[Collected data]

Segment Open

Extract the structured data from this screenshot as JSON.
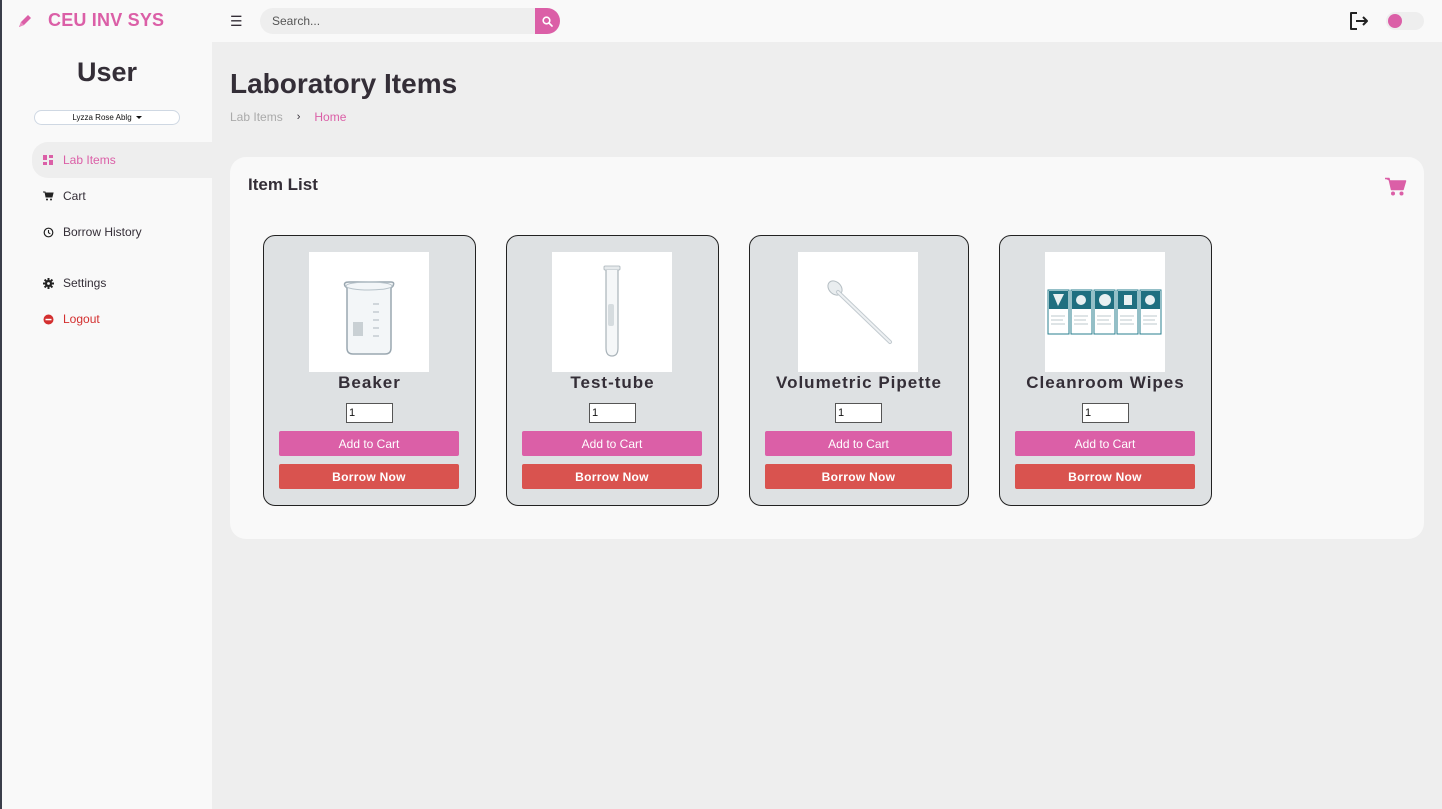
{
  "topbar": {
    "brand": "CEU INV SYS",
    "search_placeholder": "Search..."
  },
  "sidebar": {
    "title": "User",
    "user_name": "Lyzza Rose Ablg",
    "items": [
      {
        "label": "Lab Items",
        "icon": "grid-icon"
      },
      {
        "label": "Cart",
        "icon": "cart-icon"
      },
      {
        "label": "Borrow History",
        "icon": "history-icon"
      },
      {
        "label": "Settings",
        "icon": "gear-icon"
      },
      {
        "label": "Logout",
        "icon": "logout-icon"
      }
    ]
  },
  "main": {
    "title": "Laboratory Items",
    "breadcrumb": [
      "Lab Items",
      "Home"
    ],
    "panel_title": "Item List"
  },
  "items": [
    {
      "name": "Beaker",
      "qty": "1",
      "add_label": "Add to Cart",
      "borrow_label": "Borrow Now"
    },
    {
      "name": "Test-tube",
      "qty": "1",
      "add_label": "Add to Cart",
      "borrow_label": "Borrow Now"
    },
    {
      "name": "Volumetric Pipette",
      "qty": "1",
      "add_label": "Add to Cart",
      "borrow_label": "Borrow Now"
    },
    {
      "name": "Cleanroom Wipes",
      "qty": "1",
      "add_label": "Add to Cart",
      "borrow_label": "Borrow Now"
    }
  ],
  "colors": {
    "accent": "#db5fa7",
    "danger": "#d9534f",
    "card_bg": "#dee1e3"
  }
}
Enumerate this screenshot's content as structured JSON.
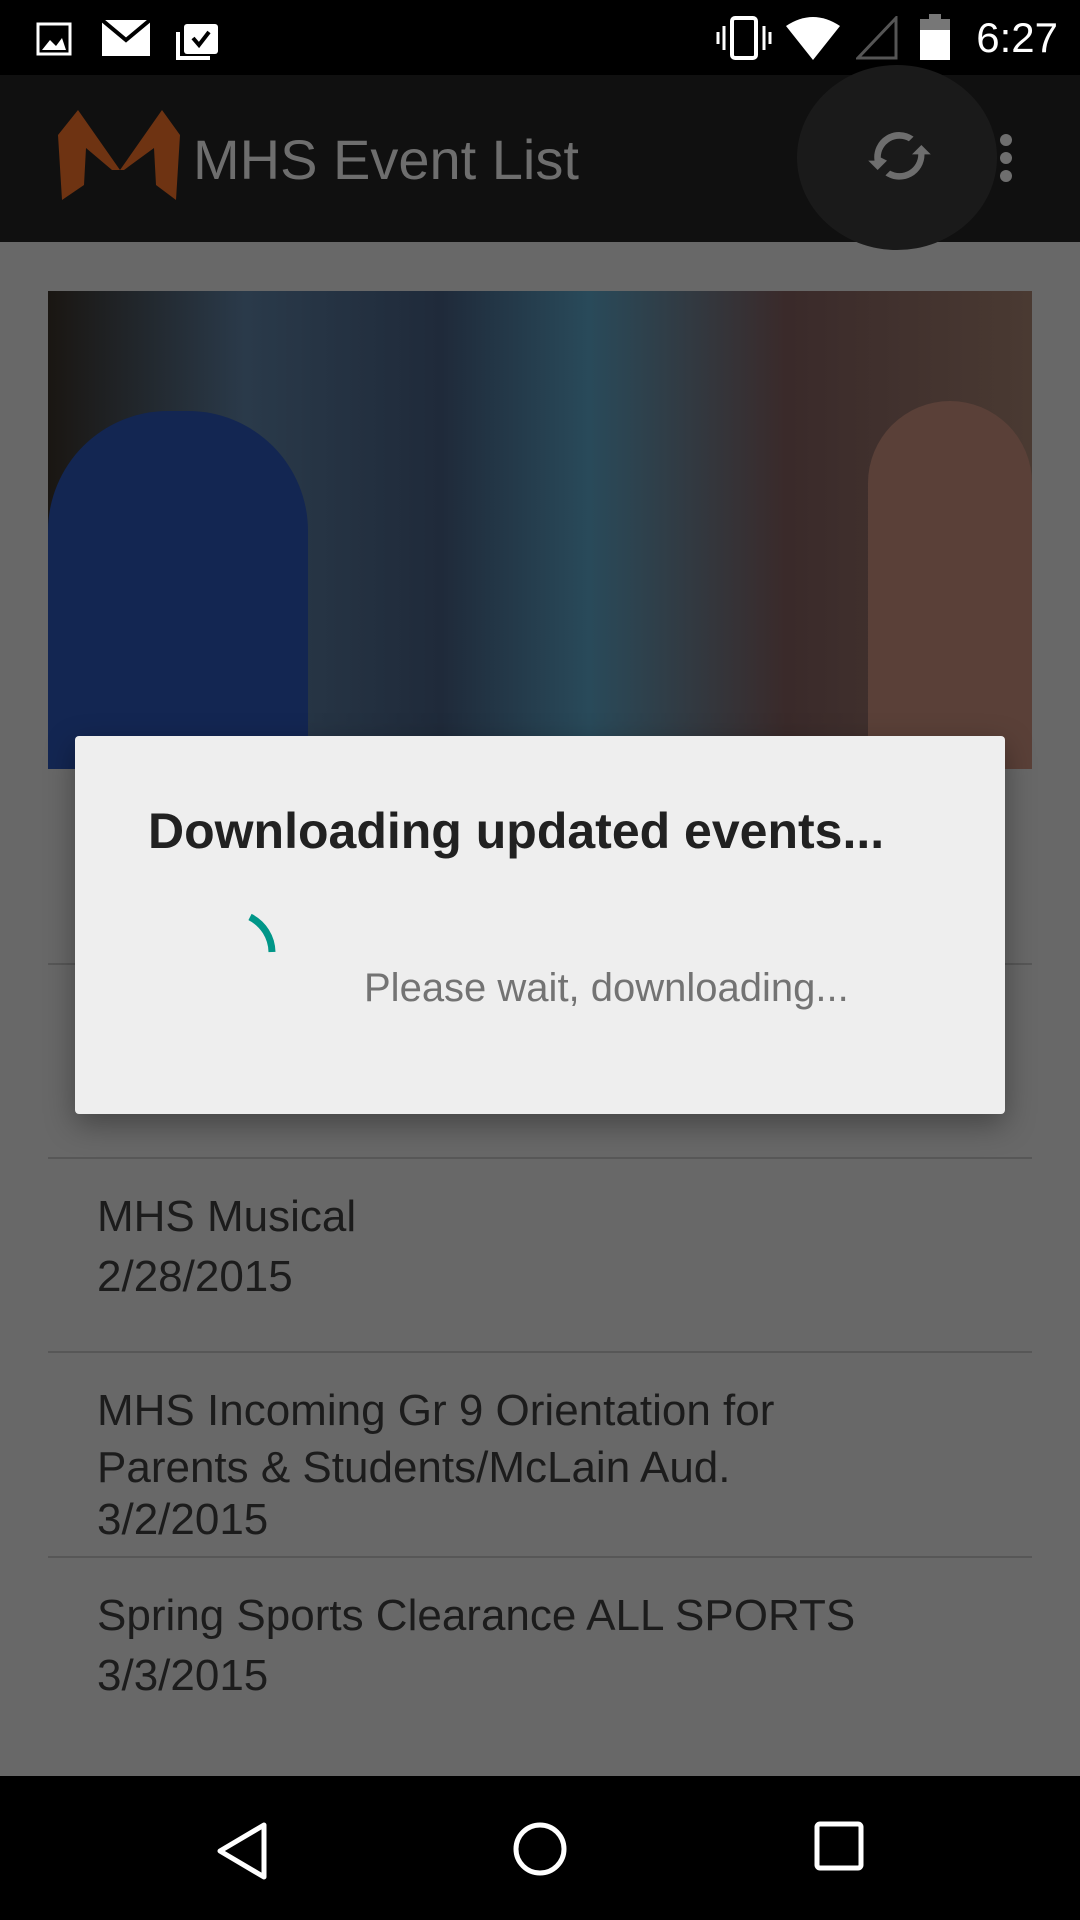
{
  "status_bar": {
    "time": "6:27",
    "icons": [
      "image-icon",
      "mail-icon",
      "clipboard-check-icon",
      "vibrate-icon",
      "wifi-icon",
      "cell-signal-icon",
      "battery-icon"
    ]
  },
  "app_bar": {
    "title": "MHS Event List",
    "logo_letter": "M",
    "logo_color": "#6e3312",
    "actions": [
      "refresh-icon",
      "more-vert-icon"
    ]
  },
  "events": [
    {
      "title": "MHS Musical",
      "date": "2/28/2015"
    },
    {
      "title": "MHS Incoming Gr 9 Orientation for Parents & Students/McLain Aud.",
      "date": "3/2/2015"
    },
    {
      "title": "Spring Sports Clearance ALL SPORTS",
      "date": "3/3/2015"
    }
  ],
  "dialog": {
    "title": "Downloading updated events...",
    "message": "Please wait, downloading...",
    "spinner_color": "#009688"
  },
  "nav_bar": {
    "icons": [
      "back-icon",
      "home-icon",
      "recents-icon"
    ]
  }
}
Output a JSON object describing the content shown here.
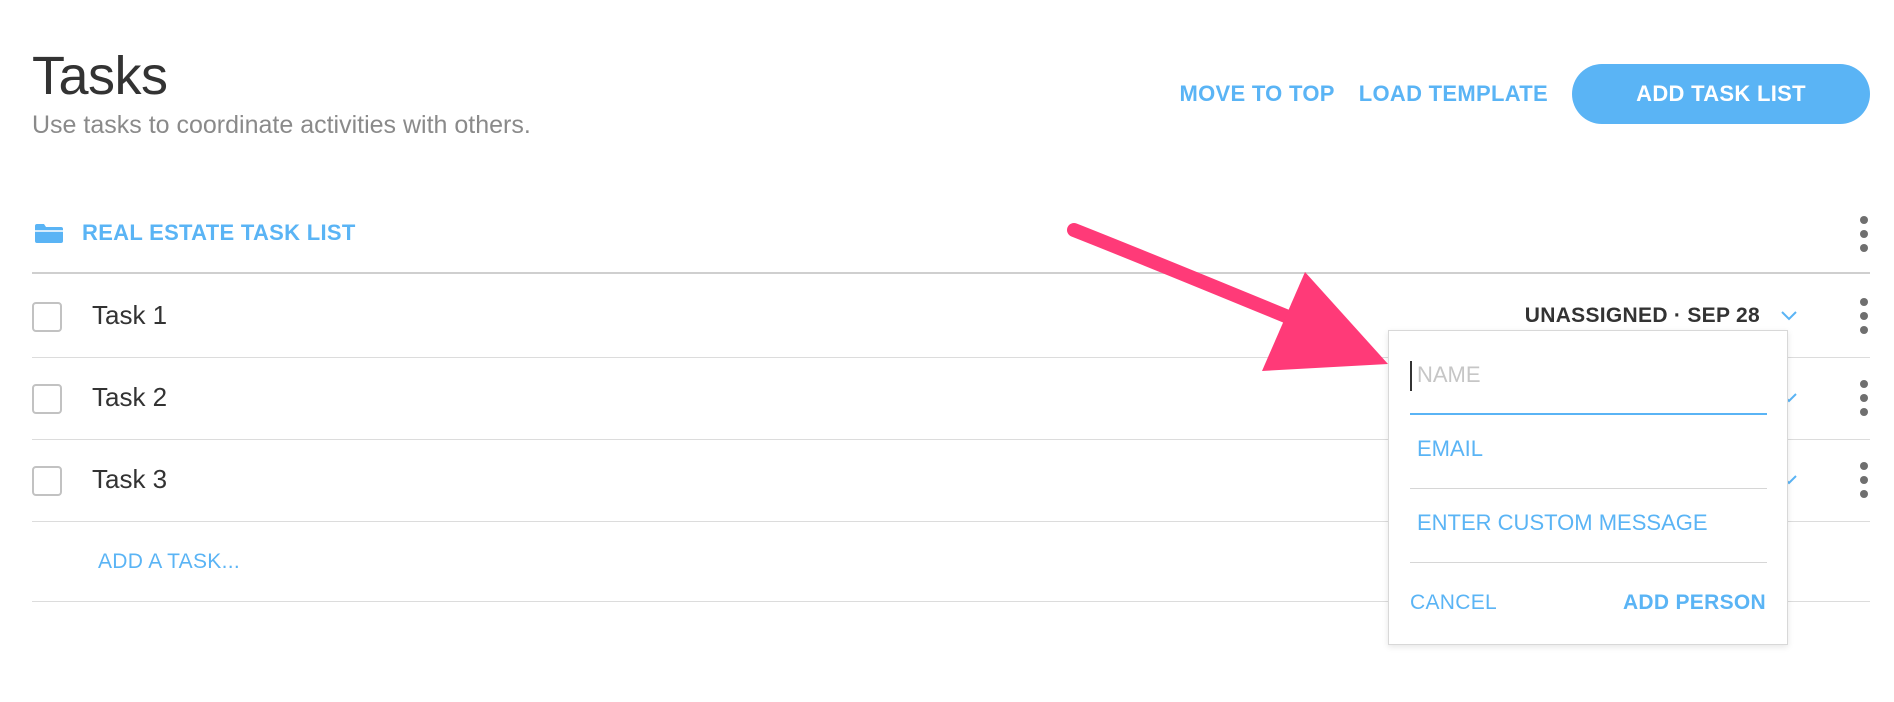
{
  "header": {
    "title": "Tasks",
    "subtitle": "Use tasks to coordinate activities with others.",
    "move_to_top": "MOVE TO TOP",
    "load_template": "LOAD TEMPLATE",
    "add_task_list": "ADD TASK LIST"
  },
  "task_list": {
    "title": "REAL ESTATE TASK LIST",
    "icon": "folder-icon",
    "tasks": [
      {
        "name": "Task 1",
        "assignment": "UNASSIGNED · SEP 28",
        "checked": false
      },
      {
        "name": "Task 2",
        "assignment": "",
        "checked": false
      },
      {
        "name": "Task 3",
        "assignment": "",
        "checked": false
      }
    ],
    "add_task_label": "ADD A TASK..."
  },
  "assign_popover": {
    "name_placeholder": "NAME",
    "email_placeholder": "EMAIL",
    "message_placeholder": "ENTER CUSTOM MESSAGE",
    "cancel_label": "CANCEL",
    "add_person_label": "ADD PERSON"
  },
  "colors": {
    "accent": "#5ab4f5",
    "annotation_arrow": "#ff3a78",
    "text": "#333333",
    "muted": "#8a8a8a"
  }
}
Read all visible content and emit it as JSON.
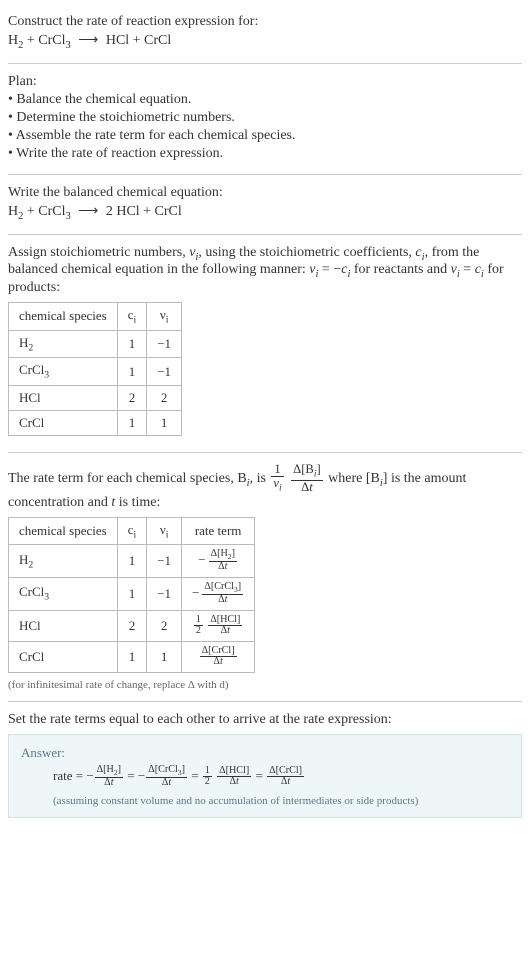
{
  "prompt": {
    "title": "Construct the rate of reaction expression for:",
    "equation_html": "H<sub>2</sub> + CrCl<sub>3</sub> <span class='arrow'>⟶</span> HCl + CrCl"
  },
  "plan": {
    "heading": "Plan:",
    "items": [
      "Balance the chemical equation.",
      "Determine the stoichiometric numbers.",
      "Assemble the rate term for each chemical species.",
      "Write the rate of reaction expression."
    ]
  },
  "balanced": {
    "heading": "Write the balanced chemical equation:",
    "equation_html": "H<sub>2</sub> + CrCl<sub>3</sub> <span class='arrow'>⟶</span> 2 HCl + CrCl"
  },
  "stoich": {
    "intro_html": "Assign stoichiometric numbers, <span class='math-i'>ν<sub>i</sub></span>, using the stoichiometric coefficients, <span class='math-i'>c<sub>i</sub></span>, from the balanced chemical equation in the following manner: <span class='math-i'>ν<sub>i</sub></span> = −<span class='math-i'>c<sub>i</sub></span> for reactants and <span class='math-i'>ν<sub>i</sub></span> = <span class='math-i'>c<sub>i</sub></span> for products:",
    "headers": {
      "species": "chemical species",
      "c": "c<sub>i</sub>",
      "v": "ν<sub>i</sub>"
    },
    "rows": [
      {
        "species": "H<sub>2</sub>",
        "c": "1",
        "v": "−1"
      },
      {
        "species": "CrCl<sub>3</sub>",
        "c": "1",
        "v": "−1"
      },
      {
        "species": "HCl",
        "c": "2",
        "v": "2"
      },
      {
        "species": "CrCl",
        "c": "1",
        "v": "1"
      }
    ]
  },
  "rateterm": {
    "intro_pre": "The rate term for each chemical species, B",
    "intro_post_html": ", is <span class='frac'><span class='n'>1</span><span class='d'><span class='math-i'>ν<sub>i</sub></span></span></span> <span class='frac'><span class='n'>Δ[B<sub><span class='math-i'>i</span></sub>]</span><span class='d'>Δ<span class='math-i'>t</span></span></span> where [B<sub><span class='math-i'>i</span></sub>] is the amount concentration and <span class='math-i'>t</span> is time:",
    "headers": {
      "species": "chemical species",
      "c": "c<sub>i</sub>",
      "v": "ν<sub>i</sub>",
      "rate": "rate term"
    },
    "rows": [
      {
        "species": "H<sub>2</sub>",
        "c": "1",
        "v": "−1",
        "rate": "<span class='neg'>−</span><span class='sfrac'><span class='n'>Δ[H<sub>2</sub>]</span><span class='d'>Δ<span class='math-i'>t</span></span></span>"
      },
      {
        "species": "CrCl<sub>3</sub>",
        "c": "1",
        "v": "−1",
        "rate": "<span class='neg'>−</span><span class='sfrac'><span class='n'>Δ[CrCl<sub>3</sub>]</span><span class='d'>Δ<span class='math-i'>t</span></span></span>"
      },
      {
        "species": "HCl",
        "c": "2",
        "v": "2",
        "rate": "<span class='sfrac'><span class='n'>1</span><span class='d'>2</span></span> <span class='sfrac'><span class='n'>Δ[HCl]</span><span class='d'>Δ<span class='math-i'>t</span></span></span>"
      },
      {
        "species": "CrCl",
        "c": "1",
        "v": "1",
        "rate": "<span class='sfrac'><span class='n'>Δ[CrCl]</span><span class='d'>Δ<span class='math-i'>t</span></span></span>"
      }
    ],
    "note": "(for infinitesimal rate of change, replace Δ with d)"
  },
  "final": {
    "heading": "Set the rate terms equal to each other to arrive at the rate expression:",
    "answer_label": "Answer:",
    "rate_html": "rate = −<span class='sfrac'><span class='n'>Δ[H<sub>2</sub>]</span><span class='d'>Δ<span class='math-i'>t</span></span></span> = −<span class='sfrac'><span class='n'>Δ[CrCl<sub>3</sub>]</span><span class='d'>Δ<span class='math-i'>t</span></span></span> = <span class='sfrac'><span class='n'>1</span><span class='d'>2</span></span> <span class='sfrac'><span class='n'>Δ[HCl]</span><span class='d'>Δ<span class='math-i'>t</span></span></span> = <span class='sfrac'><span class='n'>Δ[CrCl]</span><span class='d'>Δ<span class='math-i'>t</span></span></span>",
    "note": "(assuming constant volume and no accumulation of intermediates or side products)"
  }
}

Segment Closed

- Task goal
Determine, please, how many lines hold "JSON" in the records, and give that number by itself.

- Solution for this task
4